21. Make pawn breaks
Most beginner players struggle with closed positions because they do not know how to make progress in such situations. And that is because usually they like to move only their higher value pieces and do not pay attention to pawns that much. And that is a mistake. Your pawns should lead the way and using pawn breaks you can open a position and transform it in an advantageous way. Here is an example from one of my recent games. I wanted to disrupt the strong center black had with his triangle of pawns there so I made my move for a pawn break with c4. One thing to keep in mind is to actually make the capture only when you think its best. Most of the time it is good to keep the tension between the pieces and let the threat of capture put pressure on your opponent. For example in this case I did not immediately take his d5 pawn because he would actually still be able to keep a strong pawn chain by capturing with either c6 or e6. I was not afraid of him capturing my pawn because then I could immediattely recapture with the light square bishop while at the same time developing it.
22. Pieces can move backward
A lot of times we are so focused on making progress and advancing towards the enemy king that we forget that pieces can also move backward. And because of this, we might miss checks, forks, pins, and other tactical or positional advantages. So when looking for possible moves consider also backward ones, not only forward ones.
23. Be aware of the horse repositioning concept
Horses are very peculiar pieces because of the way they move. One valuable tip regarding them is to look at your position and think about where would you like your horse to be. Once you establish that, see where your horse is and what path it can take to reach that ideal position. A lot of lower-rated players stop if their horse cannot jump directly to the desired position. Do not let that stop you, it is perfectly ok to move your horse multiple times to reach its optimal place on the board.

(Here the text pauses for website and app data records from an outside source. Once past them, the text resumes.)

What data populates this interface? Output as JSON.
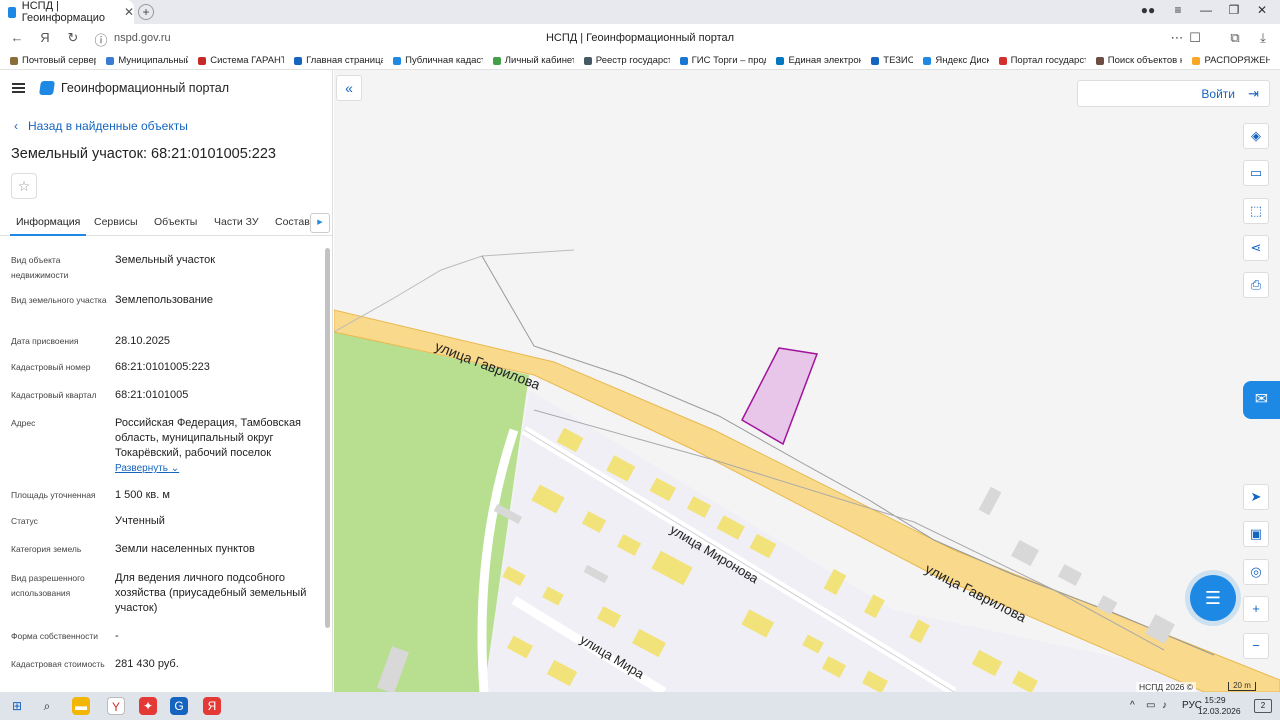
{
  "browser": {
    "tab_title": "НСПД | Геоинформацио",
    "tab_close": "✕",
    "new_tab": "+",
    "window_title": "НСПД | Геоинформационный портал",
    "url": "nspd.gov.ru",
    "bookmarks": [
      {
        "label": "Почтовый сервер",
        "color": "#8a6d3b"
      },
      {
        "label": "Муниципальный",
        "color": "#3a7bd5"
      },
      {
        "label": "Система ГАРАНТ",
        "color": "#c62828"
      },
      {
        "label": "Главная страница",
        "color": "#1565c0"
      },
      {
        "label": "Публичная кадаст",
        "color": "#1e88e5"
      },
      {
        "label": "Личный кабинет",
        "color": "#43a047"
      },
      {
        "label": "Реестр государст",
        "color": "#455a64"
      },
      {
        "label": "ГИС Торги – прод",
        "color": "#1976d2"
      },
      {
        "label": "Единая электрон",
        "color": "#0277bd"
      },
      {
        "label": "ТЕЗИС",
        "color": "#1565c0"
      },
      {
        "label": "Яндекс Диск",
        "color": "#1e88e5"
      },
      {
        "label": "Портал государст",
        "color": "#d32f2f"
      },
      {
        "label": "Поиск объектов н",
        "color": "#6d4c41"
      },
      {
        "label": "РАСПОРЯЖЕН",
        "color": "#f9a825"
      }
    ]
  },
  "panel": {
    "app_title": "Геоинформационный портал",
    "back_label": "Назад в найденные объекты",
    "object_title": "Земельный участок: 68:21:0101005:223",
    "tabs": [
      "Информация",
      "Сервисы",
      "Объекты",
      "Части ЗУ",
      "Состав"
    ],
    "fields": [
      {
        "label": "Вид объекта недвижимости",
        "value": "Земельный участок"
      },
      {
        "label": "Вид земельного участка",
        "value": "Землепользование"
      },
      {
        "label": "Дата присвоения",
        "value": "28.10.2025"
      },
      {
        "label": "Кадастровый номер",
        "value": "68:21:0101005:223"
      },
      {
        "label": "Кадастровый квартал",
        "value": "68:21:0101005"
      },
      {
        "label": "Адрес",
        "value": "Российская Федерация, Тамбовская область, муниципальный округ Токарёвский, рабочий поселок"
      },
      {
        "label": "Площадь уточненная",
        "value": "1 500 кв. м"
      },
      {
        "label": "Статус",
        "value": "Учтенный"
      },
      {
        "label": "Категория земель",
        "value": "Земли населенных пунктов"
      },
      {
        "label": "Вид разрешенного использования",
        "value": "Для ведения личного подсобного хозяйства (приусадебный земельный участок)"
      },
      {
        "label": "Форма собственности",
        "value": "-"
      },
      {
        "label": "Кадастровая стоимость",
        "value": "281 430 руб."
      }
    ],
    "expand_label": "Развернуть"
  },
  "map": {
    "login_label": "Войти",
    "streets": [
      "улица Гаврилова",
      "улица Гаврилова",
      "улица Миронова",
      "улица Мира"
    ],
    "attribution": "НСПД 2026 ©",
    "scale": "20 m",
    "colors": {
      "parcel_fill": "#e8c6ea",
      "parcel_stroke": "#a0149c",
      "road": "#f9d98b",
      "park": "#b8df90",
      "building": "#f2e27a"
    }
  },
  "taskbar": {
    "lang": "РУС",
    "time": "15:29",
    "date": "12.03.2026",
    "notif_count": "2"
  }
}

24. Trade bishops of the same color as the majority of your pawns
This is already a more advanced concept, but try to keep it in mind. Either by accident or by intention, in a lot of situations you will end up with the majority of your pawns either on the light squares or on the dark squares. The consequence of that is that the bishop of the same color as to where your pawns are will have limited mobility since it will be blocked by the pawns. That's why it could be a good idea to trade it for one of your opponent pieces since it has limited value for you anyway. This is a specific example of the previous advice of trading your bad pieces for your opponent's good pieces.
25. When having a significant material advantage just sacrifice into a winning endgame.
This is another mistake I see people doing quite often. They are ahead by a lot, but are afraid of sacrificing material to reach a completely winning endgame. Even if your opponent is down by a lot, as long as he has a decent amount of pieces he can still create counterplay, but if he has only his king left then he has almost zero counterplay. It doesn't matter if you checkmate him by having a +5 material advantage or having +20 so simplify as much as you can. The only thing you need to be aware of is what endgames end in a draw: King and Bishop or King and Horse vs King is a draw since you cannot checkmate with those pieces. I would say also king and 2 bishops vs king is probably also a draw for most of us because it is quite hard to mate with them although certainly possible if you study the technique.
Do you think there are more valuable tips for players rated 1000-1600 or do you think that some tips from this list are wrong? Let me know in the comments!